Digital communication has a special characteristic: it suddenly fails in the event of an error. Without warning, the DAB+ car radio suddenly becomes silent. In the analog FM car radio it became clear by increasing background noise that one moves out of the coverage area of a radio transmitter. Digital radio remains crystal clear until it fails. One or zero. When it’s running, it’s running – troubleshooting is impossible.
It is therefore difficult to judge whether a digital communication is fail-safe or not. Because even if it barely works, the content of the message is crystal clear. The breakdown is not announced by increasing noise. We have already described in this article why it is important to measure on the physical, analog level. Only there, in the analog environment, can I judge how good the signal quality on a digital bus is and whether there is still an amount of interference reserve or whether the communication is just barely possible.
If the brand-new tractor suddenly stops under the high-voltage line, but runs smoothly in the workshop and everywhere else, then the thought of a fundamental problem can come up. It is therefore also important for the manufacturer of ISOBUS systems and for the ISOBUS user to have a suitable measuring device in his hands in order to be able to evaluate the current quality of his bus.

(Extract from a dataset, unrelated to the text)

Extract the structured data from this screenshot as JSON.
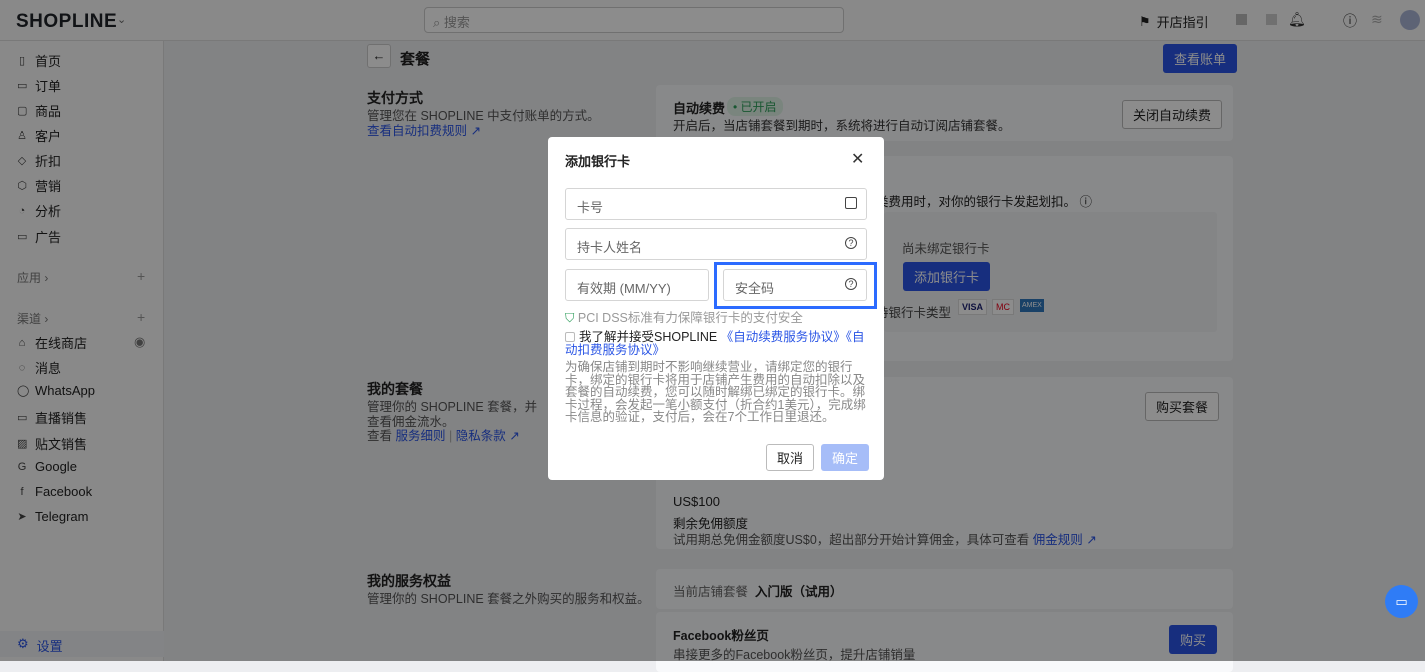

With its CAN bus measuring and analysis devices, GEMAC provides the tools for evaluating the important physical basis of the bus. An engineer might now mention the oscilloscope as a measuring device. However, it is not only important to be able to measure at all, it is also important to be able to compare measurements. Here, the Quality Level provides a comprehensive informative value that is easily comparable. The unique generation of this value by 64x sampling of the bits allows repeatable and comparable statements. Since the physical basics are the same as in CAN, it is also possible to measure in ISOBUS.
Things like easy operability for non-electronic technicians and a simple measurement setup are not necessarily given with an oscilloscope. Although DSO’s become more and more intelligent when it comes to triggering an event, the evaluation of the oscillogram remains in the hands of the user. The CANtouch, on the other hand, allows every technician to operate and check the bus. The oscillogram can also be displayed for the expert.
PC software is also available for data receiving and decoding, decoding specific ISOBUS messages as well as standard J1939 messages and NMEA2000 specific content. Even manufacturer-specific PGN’s and SPN’s can be defined. This makes it possible to decode these special messages.